What the exercise asks:
Copy the data that follows exactly as it is, excluding all pictures.

Given data:
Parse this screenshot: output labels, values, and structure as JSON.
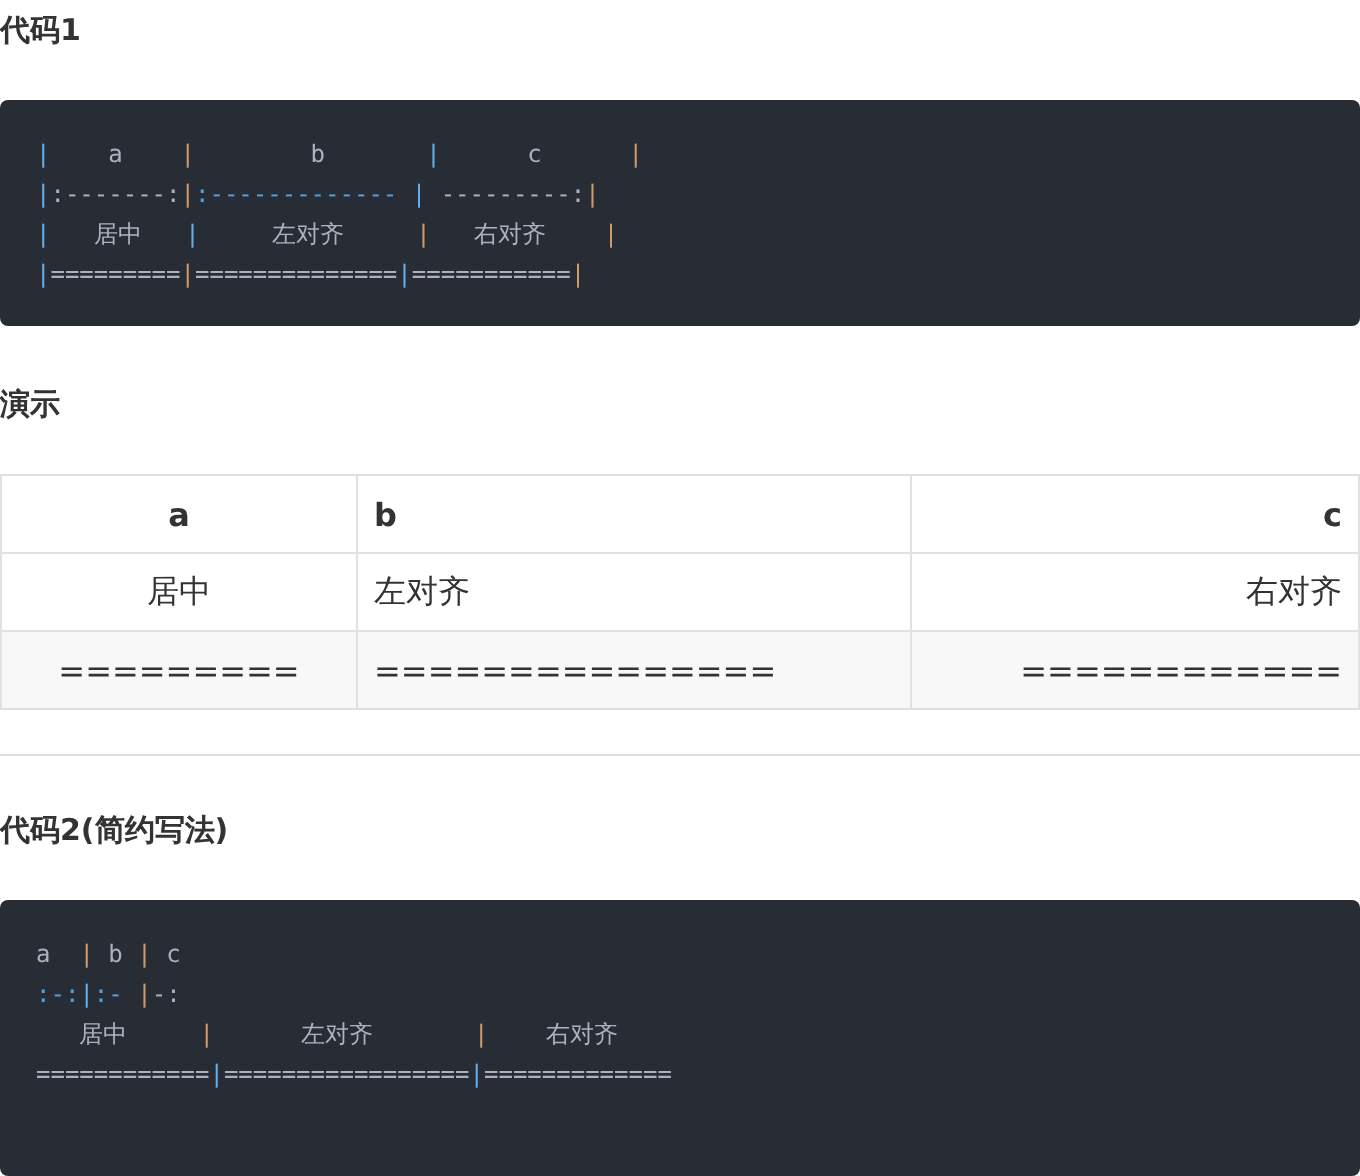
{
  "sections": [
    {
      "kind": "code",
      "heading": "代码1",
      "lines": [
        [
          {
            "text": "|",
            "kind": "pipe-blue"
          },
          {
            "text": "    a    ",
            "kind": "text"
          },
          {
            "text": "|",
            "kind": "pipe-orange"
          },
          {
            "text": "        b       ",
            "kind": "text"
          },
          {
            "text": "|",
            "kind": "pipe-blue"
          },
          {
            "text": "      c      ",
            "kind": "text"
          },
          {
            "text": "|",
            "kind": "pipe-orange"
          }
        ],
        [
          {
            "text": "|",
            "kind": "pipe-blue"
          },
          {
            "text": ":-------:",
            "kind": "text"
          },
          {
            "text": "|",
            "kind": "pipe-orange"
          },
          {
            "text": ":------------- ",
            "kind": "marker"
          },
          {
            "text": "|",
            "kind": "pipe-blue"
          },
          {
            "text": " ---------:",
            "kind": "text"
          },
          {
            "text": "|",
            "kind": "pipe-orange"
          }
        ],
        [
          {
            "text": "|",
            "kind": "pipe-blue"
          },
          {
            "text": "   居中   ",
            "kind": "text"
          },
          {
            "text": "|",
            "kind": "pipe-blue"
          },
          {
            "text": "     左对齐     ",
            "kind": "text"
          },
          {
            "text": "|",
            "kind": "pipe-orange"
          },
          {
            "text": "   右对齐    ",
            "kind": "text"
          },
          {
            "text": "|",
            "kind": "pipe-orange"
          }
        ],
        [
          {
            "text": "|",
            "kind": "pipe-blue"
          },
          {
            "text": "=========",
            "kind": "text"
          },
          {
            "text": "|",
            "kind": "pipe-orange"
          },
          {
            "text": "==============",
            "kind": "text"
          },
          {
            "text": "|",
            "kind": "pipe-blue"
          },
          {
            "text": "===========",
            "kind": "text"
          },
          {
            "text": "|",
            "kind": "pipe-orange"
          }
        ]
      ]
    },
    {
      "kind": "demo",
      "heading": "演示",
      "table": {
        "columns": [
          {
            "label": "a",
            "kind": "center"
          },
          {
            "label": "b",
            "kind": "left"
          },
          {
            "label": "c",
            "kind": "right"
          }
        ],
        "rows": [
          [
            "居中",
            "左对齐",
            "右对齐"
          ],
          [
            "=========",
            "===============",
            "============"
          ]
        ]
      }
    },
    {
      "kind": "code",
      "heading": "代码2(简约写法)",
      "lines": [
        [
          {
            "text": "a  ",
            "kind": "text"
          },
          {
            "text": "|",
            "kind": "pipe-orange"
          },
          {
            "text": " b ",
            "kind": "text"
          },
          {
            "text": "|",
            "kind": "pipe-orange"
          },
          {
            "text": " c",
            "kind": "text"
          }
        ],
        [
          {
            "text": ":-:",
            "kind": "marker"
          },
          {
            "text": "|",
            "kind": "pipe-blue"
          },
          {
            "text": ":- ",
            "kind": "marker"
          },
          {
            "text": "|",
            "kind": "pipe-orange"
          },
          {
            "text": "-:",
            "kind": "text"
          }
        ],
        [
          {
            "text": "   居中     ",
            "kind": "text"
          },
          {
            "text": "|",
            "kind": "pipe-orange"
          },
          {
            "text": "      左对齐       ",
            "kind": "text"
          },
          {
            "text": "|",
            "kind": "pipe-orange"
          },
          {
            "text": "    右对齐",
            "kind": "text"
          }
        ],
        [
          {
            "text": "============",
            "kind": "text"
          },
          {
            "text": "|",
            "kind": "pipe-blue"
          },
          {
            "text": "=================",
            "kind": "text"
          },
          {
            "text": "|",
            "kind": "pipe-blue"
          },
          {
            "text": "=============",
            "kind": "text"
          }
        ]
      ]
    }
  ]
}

Exercise response:
Parse this screenshot: output labels, values, and structure as JSON.
{
  "sections": [
    {
      "kind": "code",
      "heading": "代码1",
      "lines": [
        [
          {
            "text": "|",
            "kind": "pipe-blue"
          },
          {
            "text": "    a    ",
            "kind": "text"
          },
          {
            "text": "|",
            "kind": "pipe-orange"
          },
          {
            "text": "        b       ",
            "kind": "text"
          },
          {
            "text": "|",
            "kind": "pipe-blue"
          },
          {
            "text": "      c      ",
            "kind": "text"
          },
          {
            "text": "|",
            "kind": "pipe-orange"
          }
        ],
        [
          {
            "text": "|",
            "kind": "pipe-blue"
          },
          {
            "text": ":-------:",
            "kind": "text"
          },
          {
            "text": "|",
            "kind": "pipe-orange"
          },
          {
            "text": ":------------- ",
            "kind": "marker"
          },
          {
            "text": "|",
            "kind": "pipe-blue"
          },
          {
            "text": " ---------:",
            "kind": "text"
          },
          {
            "text": "|",
            "kind": "pipe-orange"
          }
        ],
        [
          {
            "text": "|",
            "kind": "pipe-blue"
          },
          {
            "text": "   居中   ",
            "kind": "text"
          },
          {
            "text": "|",
            "kind": "pipe-blue"
          },
          {
            "text": "     左对齐     ",
            "kind": "text"
          },
          {
            "text": "|",
            "kind": "pipe-orange"
          },
          {
            "text": "   右对齐    ",
            "kind": "text"
          },
          {
            "text": "|",
            "kind": "pipe-orange"
          }
        ],
        [
          {
            "text": "|",
            "kind": "pipe-blue"
          },
          {
            "text": "=========",
            "kind": "text"
          },
          {
            "text": "|",
            "kind": "pipe-orange"
          },
          {
            "text": "==============",
            "kind": "text"
          },
          {
            "text": "|",
            "kind": "pipe-blue"
          },
          {
            "text": "===========",
            "kind": "text"
          },
          {
            "text": "|",
            "kind": "pipe-orange"
          }
        ]
      ]
    },
    {
      "kind": "demo",
      "heading": "演示",
      "table": {
        "columns": [
          {
            "label": "a",
            "kind": "center"
          },
          {
            "label": "b",
            "kind": "left"
          },
          {
            "label": "c",
            "kind": "right"
          }
        ],
        "rows": [
          [
            "居中",
            "左对齐",
            "右对齐"
          ],
          [
            "=========",
            "===============",
            "============"
          ]
        ]
      }
    },
    {
      "kind": "code",
      "heading": "代码2(简约写法)",
      "lines": [
        [
          {
            "text": "a  ",
            "kind": "text"
          },
          {
            "text": "|",
            "kind": "pipe-orange"
          },
          {
            "text": " b ",
            "kind": "text"
          },
          {
            "text": "|",
            "kind": "pipe-orange"
          },
          {
            "text": " c",
            "kind": "text"
          }
        ],
        [
          {
            "text": ":-:",
            "kind": "marker"
          },
          {
            "text": "|",
            "kind": "pipe-blue"
          },
          {
            "text": ":- ",
            "kind": "marker"
          },
          {
            "text": "|",
            "kind": "pipe-orange"
          },
          {
            "text": "-:",
            "kind": "text"
          }
        ],
        [
          {
            "text": "   居中     ",
            "kind": "text"
          },
          {
            "text": "|",
            "kind": "pipe-orange"
          },
          {
            "text": "      左对齐       ",
            "kind": "text"
          },
          {
            "text": "|",
            "kind": "pipe-orange"
          },
          {
            "text": "    右对齐",
            "kind": "text"
          }
        ],
        [
          {
            "text": "============",
            "kind": "text"
          },
          {
            "text": "|",
            "kind": "pipe-blue"
          },
          {
            "text": "=================",
            "kind": "text"
          },
          {
            "text": "|",
            "kind": "pipe-blue"
          },
          {
            "text": "=============",
            "kind": "text"
          }
        ]
      ]
    }
  ]
}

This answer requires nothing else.